volatility. The less volatile the return of the investment, the better
the scenario for the investors. These returns also indicate that the
managers have a good idea of the leading indicators of the market and
can typically judge its direction and plan accordingly to create higher
returns.”Michael Edesess, partner and chief investment officer, Fair Advisors, Denver
no way to separate high-quality actively managed mutual funds from
other actively managed mutual funds except by using two criteria: costs
and tax efficiency. No statistical methodology can discern, with any
meaningful level of confidence, whether one actively managed mutual
fund is more likely than another to outperform its benchmark in the
“The higher-quality funds — in the sense that
statistical and scientific analysis can show that they’ll be more
likely than other funds to deliver better results to the investor — are
the ones that minimize fees and taxes. That is the simple and plain
truth.”Gary Hager, CFP, president, Integrated Wealth Management, Edison, N.J.
look at a handful of items that will qualify or disqualify a fund. If
it’s an active fund and basically has an essential theme, I look for an
exchange-traded fund that I can potentially compare performance to,
both the risk-adjusted performance and the volatility. The next thing
I’m going to look at is manager and tenure. In this day and age, it’s
more difficult to manage, especially with the financial crisis, so my
preference is to have a fund that’s managed by an individual who has
been around no less than 10 years.
“I don’t want any hybrid
funds. A fund to me can’t be a blend of any kind — it’s got to have one
discipline, whether it’s a large-cap growth fund or a small-cap value
one. Show me a manager who has expertise in one area. I don’t really
believe you can have expertise in more than one.
thing we’re looking for is the fund family itself. We want to know that
the fund has strong backing from a company that has been around for a
long time. We also like to look at expenses compared to a peer group.
be careful about reaching for funds that are ranked No. 1 in a
particular year because more often than not, No. 1 becomes No. 10. It’s
better to look for a sustained effort over time.”
Manisha Thakor, CFA, former analyst and portfolio manager, Santa Fe, N.M.

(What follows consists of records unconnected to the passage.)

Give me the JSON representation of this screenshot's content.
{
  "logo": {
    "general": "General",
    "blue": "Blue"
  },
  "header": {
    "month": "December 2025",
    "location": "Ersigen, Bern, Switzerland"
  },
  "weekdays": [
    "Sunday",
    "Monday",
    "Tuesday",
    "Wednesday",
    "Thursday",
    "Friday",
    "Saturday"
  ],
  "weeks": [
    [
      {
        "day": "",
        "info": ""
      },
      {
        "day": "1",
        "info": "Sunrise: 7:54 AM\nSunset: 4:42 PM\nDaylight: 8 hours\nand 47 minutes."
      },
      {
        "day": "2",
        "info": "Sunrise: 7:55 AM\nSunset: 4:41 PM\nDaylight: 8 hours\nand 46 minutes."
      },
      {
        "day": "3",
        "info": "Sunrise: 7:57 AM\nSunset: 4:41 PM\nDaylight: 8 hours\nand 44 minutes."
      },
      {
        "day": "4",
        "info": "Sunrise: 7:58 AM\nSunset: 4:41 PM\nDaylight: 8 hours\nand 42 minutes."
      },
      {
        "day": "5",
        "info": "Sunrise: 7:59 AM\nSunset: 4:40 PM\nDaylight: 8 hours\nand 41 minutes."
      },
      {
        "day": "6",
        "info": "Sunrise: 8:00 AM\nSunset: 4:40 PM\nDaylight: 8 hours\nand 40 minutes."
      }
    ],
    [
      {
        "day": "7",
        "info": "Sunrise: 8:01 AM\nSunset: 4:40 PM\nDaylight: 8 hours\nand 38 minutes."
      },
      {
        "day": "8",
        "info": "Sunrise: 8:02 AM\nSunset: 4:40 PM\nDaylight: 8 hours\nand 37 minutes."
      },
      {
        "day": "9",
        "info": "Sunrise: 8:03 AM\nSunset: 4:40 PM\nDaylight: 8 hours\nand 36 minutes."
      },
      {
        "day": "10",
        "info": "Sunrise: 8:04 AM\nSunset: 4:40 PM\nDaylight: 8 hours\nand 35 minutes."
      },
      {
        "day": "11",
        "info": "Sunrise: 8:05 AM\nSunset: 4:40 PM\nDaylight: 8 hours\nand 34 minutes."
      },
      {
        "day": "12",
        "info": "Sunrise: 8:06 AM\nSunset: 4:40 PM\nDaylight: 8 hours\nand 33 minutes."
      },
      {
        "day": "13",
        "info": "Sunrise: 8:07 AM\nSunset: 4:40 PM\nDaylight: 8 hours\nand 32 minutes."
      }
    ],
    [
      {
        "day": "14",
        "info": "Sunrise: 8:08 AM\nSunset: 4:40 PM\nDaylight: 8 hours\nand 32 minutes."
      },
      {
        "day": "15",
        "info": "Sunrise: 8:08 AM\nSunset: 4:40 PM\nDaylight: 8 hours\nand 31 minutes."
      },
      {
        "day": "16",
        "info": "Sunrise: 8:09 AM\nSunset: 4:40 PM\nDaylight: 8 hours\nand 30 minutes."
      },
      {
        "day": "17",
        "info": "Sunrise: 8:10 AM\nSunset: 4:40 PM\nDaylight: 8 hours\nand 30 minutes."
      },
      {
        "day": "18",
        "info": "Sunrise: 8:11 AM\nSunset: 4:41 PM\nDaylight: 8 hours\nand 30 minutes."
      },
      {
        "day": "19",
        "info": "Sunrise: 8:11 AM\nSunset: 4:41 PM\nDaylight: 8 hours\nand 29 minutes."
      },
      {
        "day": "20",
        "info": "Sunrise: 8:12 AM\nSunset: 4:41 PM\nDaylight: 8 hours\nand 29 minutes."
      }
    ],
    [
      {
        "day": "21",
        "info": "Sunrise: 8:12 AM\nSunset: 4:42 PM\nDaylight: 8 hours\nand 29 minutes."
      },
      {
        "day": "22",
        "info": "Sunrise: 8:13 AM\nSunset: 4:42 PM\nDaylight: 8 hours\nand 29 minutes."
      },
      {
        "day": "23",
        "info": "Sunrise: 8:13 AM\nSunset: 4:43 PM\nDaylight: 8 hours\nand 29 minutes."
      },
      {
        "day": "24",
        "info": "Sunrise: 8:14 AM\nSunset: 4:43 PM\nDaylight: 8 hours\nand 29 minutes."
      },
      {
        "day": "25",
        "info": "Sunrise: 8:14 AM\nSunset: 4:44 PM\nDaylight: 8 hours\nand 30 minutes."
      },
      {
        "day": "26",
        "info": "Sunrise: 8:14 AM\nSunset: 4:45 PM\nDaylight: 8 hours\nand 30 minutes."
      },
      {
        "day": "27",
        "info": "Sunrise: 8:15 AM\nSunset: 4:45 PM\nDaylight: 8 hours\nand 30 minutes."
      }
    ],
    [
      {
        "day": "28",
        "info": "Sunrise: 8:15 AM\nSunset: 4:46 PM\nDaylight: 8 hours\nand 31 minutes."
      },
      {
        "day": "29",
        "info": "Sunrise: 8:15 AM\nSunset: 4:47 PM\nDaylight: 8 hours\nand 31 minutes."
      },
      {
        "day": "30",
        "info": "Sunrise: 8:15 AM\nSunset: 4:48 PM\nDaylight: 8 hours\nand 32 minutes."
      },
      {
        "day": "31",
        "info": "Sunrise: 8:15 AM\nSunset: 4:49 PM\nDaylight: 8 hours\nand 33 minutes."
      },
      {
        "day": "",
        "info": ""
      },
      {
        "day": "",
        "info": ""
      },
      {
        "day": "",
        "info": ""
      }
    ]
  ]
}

“My top five attributes that separate the many mediocre mutual funds from the handful of really good ones are:
• low fees
• low portfolio turnover
• 50 or fewer holdings
• long-tenured investment team
• employee-owned firm”Michael G. Knox, CFA, president, Xtract Research, Ridgefield, Conn.
think the real question is whether one should choose an actively
managed fund over an index fund once a decision has been made to
allocate money to equities. Here are some things I would consider:
many stocks does the manager own? If they own 300 stocks, then what’s
the point of paying the management fee? Just buy an index fund and pay
a lot lower fees. You’re paying a manager for their expertise and
stock-picking ability. Anyone with a larger number of holdings isn’t
really providing that value. Fewer positions create more risk if the
manager is wrong, so be prepared for that result and don’t put all your
eggs in one basket. I would discard most managers with more than 100
holdings in favor of an index.
“Read a manager’s comments in
their annual reports and look for insightful comments. Talking about
Microsoft’s sales growth or some other item that everyone knows doesn’t
show a lot of depth in the thought process. Look for something
interesting that demonstrates that a lot of research has been performed.
for comments about debt in the annual report. Equity managers who don’t
understand the debt market and the implications for rolling over bank
debt or other maturing debt are taking the risk of getting burned by
things they don’t understand. In this environment, you want a manger
who understands the entire capital structure.”